Task to carry out → Show each line of the data below in which "avec" occurs.

::::

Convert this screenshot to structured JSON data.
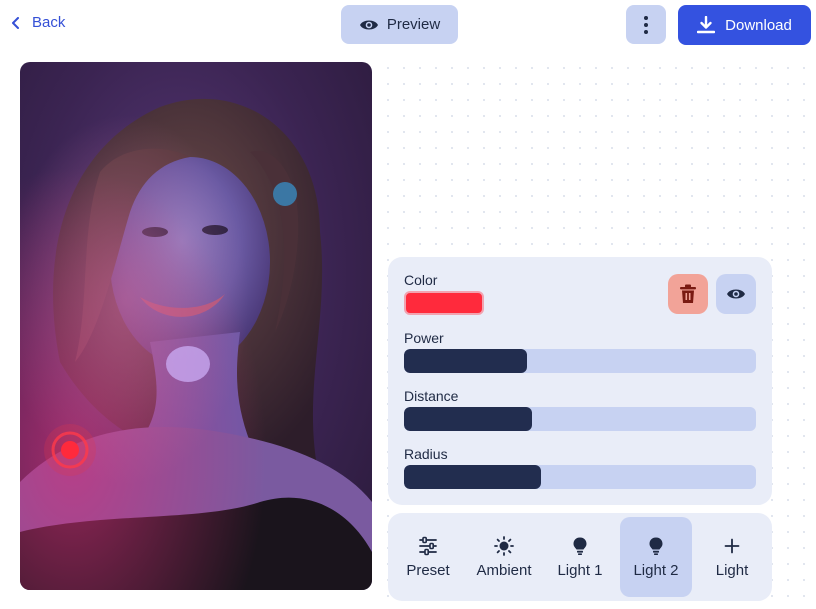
{
  "header": {
    "back_label": "Back",
    "preview_label": "Preview",
    "download_label": "Download"
  },
  "light_panel": {
    "color_label": "Color",
    "color_value": "#ff2a3c",
    "power_label": "Power",
    "power_level": 0.35,
    "distance_label": "Distance",
    "distance_level": 0.365,
    "radius_label": "Radius",
    "radius_level": 0.39
  },
  "tabs": [
    {
      "label": "Preset",
      "icon": "sliders-icon"
    },
    {
      "label": "Ambient",
      "icon": "sun-icon"
    },
    {
      "label": "Light 1",
      "icon": "bulb-icon"
    },
    {
      "label": "Light 2",
      "icon": "bulb-icon",
      "active": true
    },
    {
      "label": "Light",
      "icon": "plus-icon"
    }
  ],
  "colors": {
    "accent": "#3452e0",
    "button_soft": "#c7d2f2",
    "panel_bg": "#e9edf8",
    "slider_fill": "#222d4f",
    "delete_bg": "#f2a398"
  }
}
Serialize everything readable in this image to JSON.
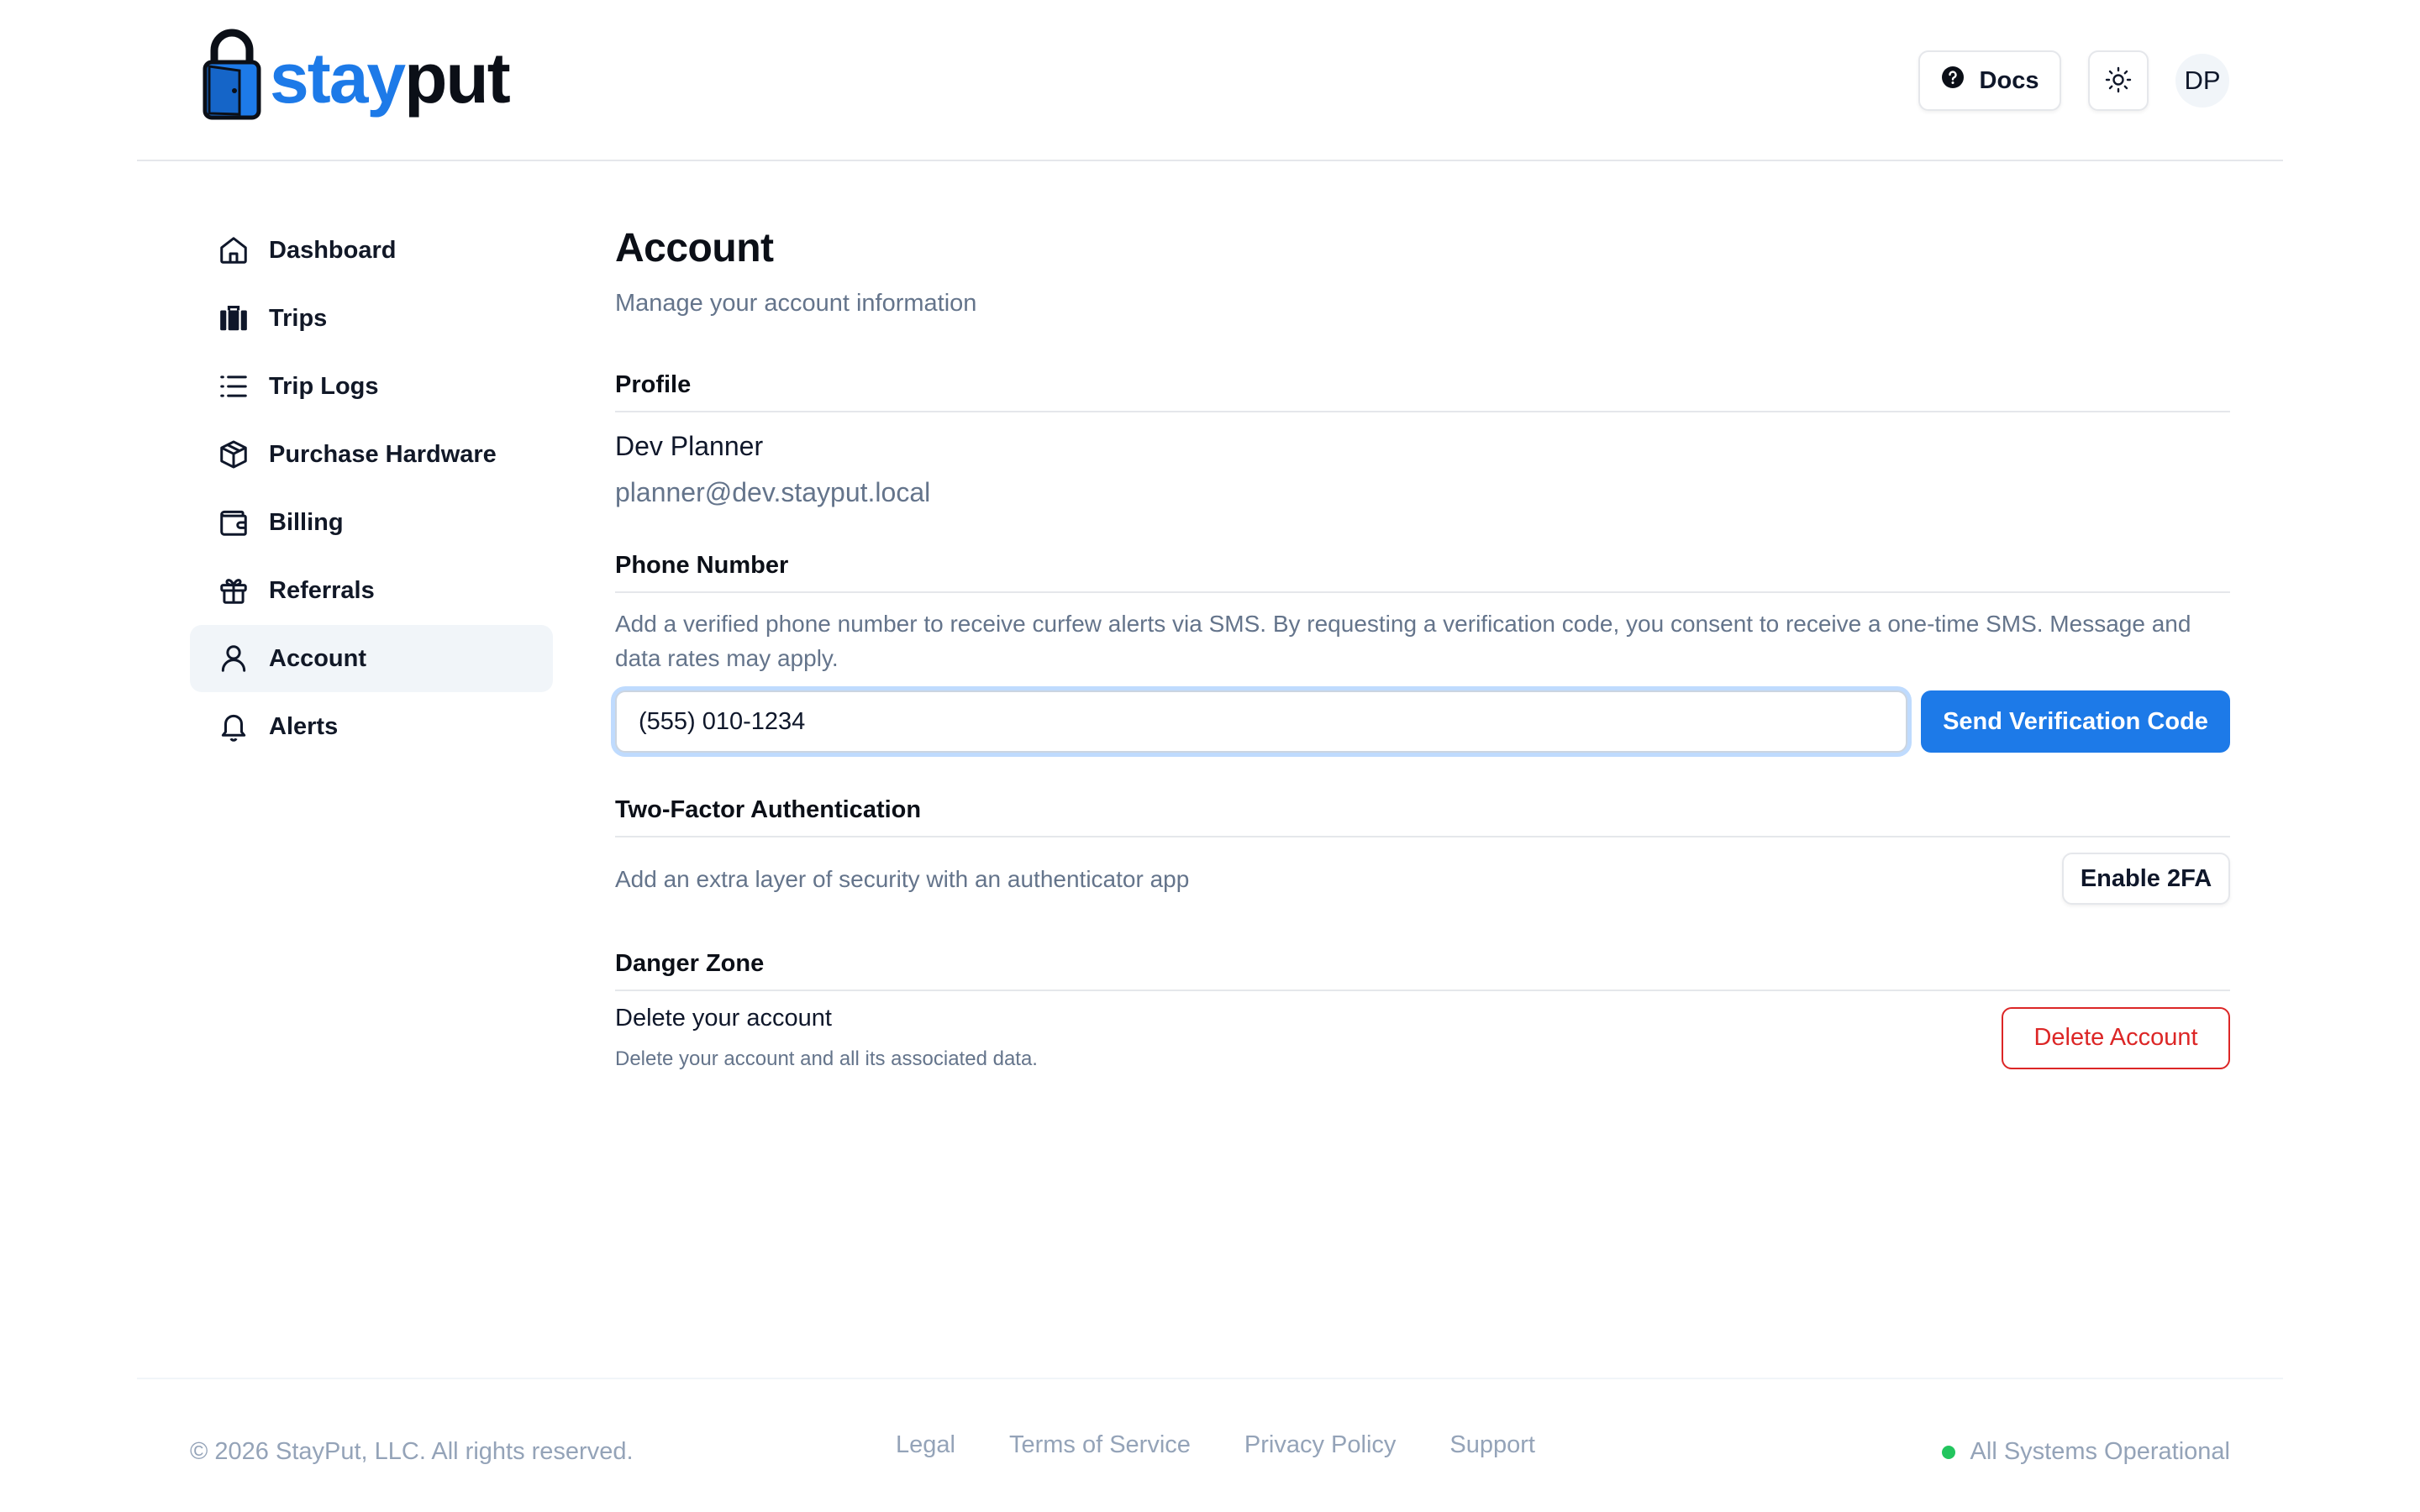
{
  "brand": {
    "part1": "stay",
    "part2": "put",
    "color": "#1d7ae8"
  },
  "header": {
    "docs_label": "Docs",
    "avatar_initials": "DP"
  },
  "sidebar": {
    "items": [
      {
        "label": "Dashboard",
        "icon": "home-icon"
      },
      {
        "label": "Trips",
        "icon": "luggage-icon"
      },
      {
        "label": "Trip Logs",
        "icon": "list-icon"
      },
      {
        "label": "Purchase Hardware",
        "icon": "package-icon"
      },
      {
        "label": "Billing",
        "icon": "wallet-icon"
      },
      {
        "label": "Referrals",
        "icon": "gift-icon"
      },
      {
        "label": "Account",
        "icon": "user-icon",
        "active": true
      },
      {
        "label": "Alerts",
        "icon": "bell-icon"
      }
    ]
  },
  "main": {
    "title": "Account",
    "subtitle": "Manage your account information",
    "profile": {
      "heading": "Profile",
      "name": "Dev Planner",
      "email": "planner@dev.stayput.local"
    },
    "phone": {
      "heading": "Phone Number",
      "description": "Add a verified phone number to receive curfew alerts via SMS. By requesting a verification code, you consent to receive a one-time SMS. Message and data rates may apply.",
      "value": "(555) 010-1234",
      "send_label": "Send Verification Code"
    },
    "twofa": {
      "heading": "Two-Factor Authentication",
      "description": "Add an extra layer of security with an authenticator app",
      "button_label": "Enable 2FA"
    },
    "danger": {
      "heading": "Danger Zone",
      "title": "Delete your account",
      "description": "Delete your account and all its associated data.",
      "button_label": "Delete Account",
      "color": "#dc2626"
    }
  },
  "footer": {
    "copyright": "© 2026 StayPut, LLC. All rights reserved.",
    "links": [
      "Legal",
      "Terms of Service",
      "Privacy Policy",
      "Support"
    ],
    "status": "All Systems Operational",
    "status_color": "#22c55e"
  }
}
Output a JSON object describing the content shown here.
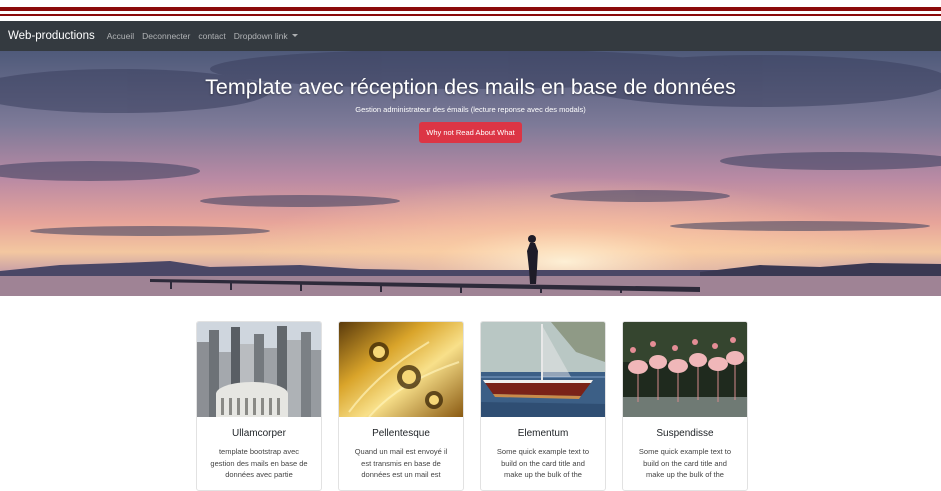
{
  "navbar": {
    "brand": "Web-productions",
    "links": [
      "Accueil",
      "Deconnecter",
      "contact",
      "Dropdown link"
    ]
  },
  "hero": {
    "title": "Template avec réception des mails en base de données",
    "subtitle": "Gestion administrateur des émails (lecture reponse avec des modals)",
    "button": "Why not Read About What"
  },
  "cards": [
    {
      "title": "Ullamcorper",
      "text": "template bootstrap avec gestion des mails en base de données avec partie",
      "image": "city-skyline"
    },
    {
      "title": "Pellentesque",
      "text": "Quand un mail est envoyé il est transmis en base de données est un mail est",
      "image": "saxophone"
    },
    {
      "title": "Elementum",
      "text": "Some quick example text to build on the card title and make up the bulk of the",
      "image": "sailboat"
    },
    {
      "title": "Suspendisse",
      "text": "Some quick example text to build on the card title and make up the bulk of the",
      "image": "flamingos"
    }
  ],
  "colors": {
    "accent_strip": "#8b0a0a",
    "navbar_bg": "#343a40",
    "button_bg": "#dc3545"
  }
}
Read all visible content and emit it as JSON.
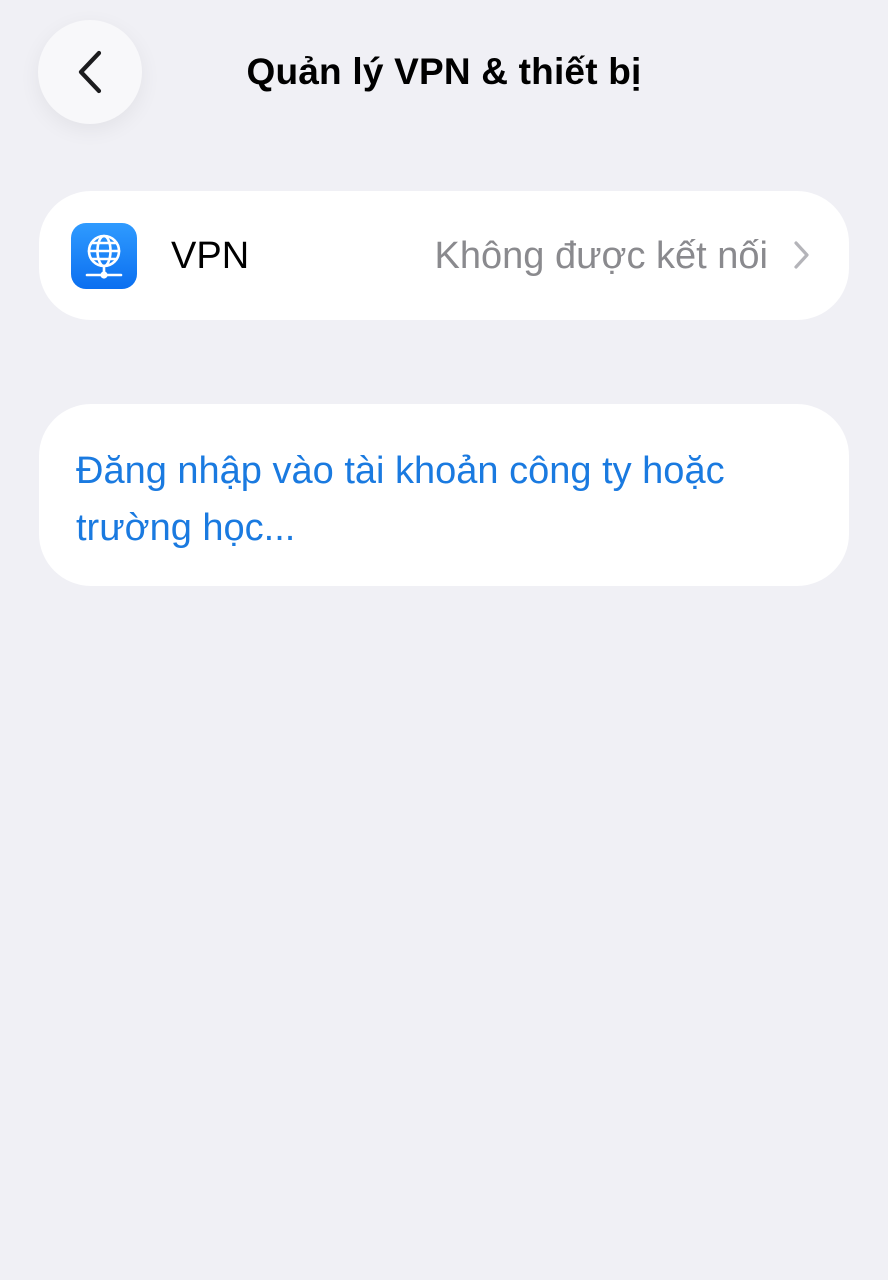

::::

Solution →
    "title": "Template avec réception des mails en base de données",
    "subtitle": "Gestion administrateur des émails (lecture reponse avec des modals)",
      "text": "template bootstrap avec gestion des mails en base de données avec partie",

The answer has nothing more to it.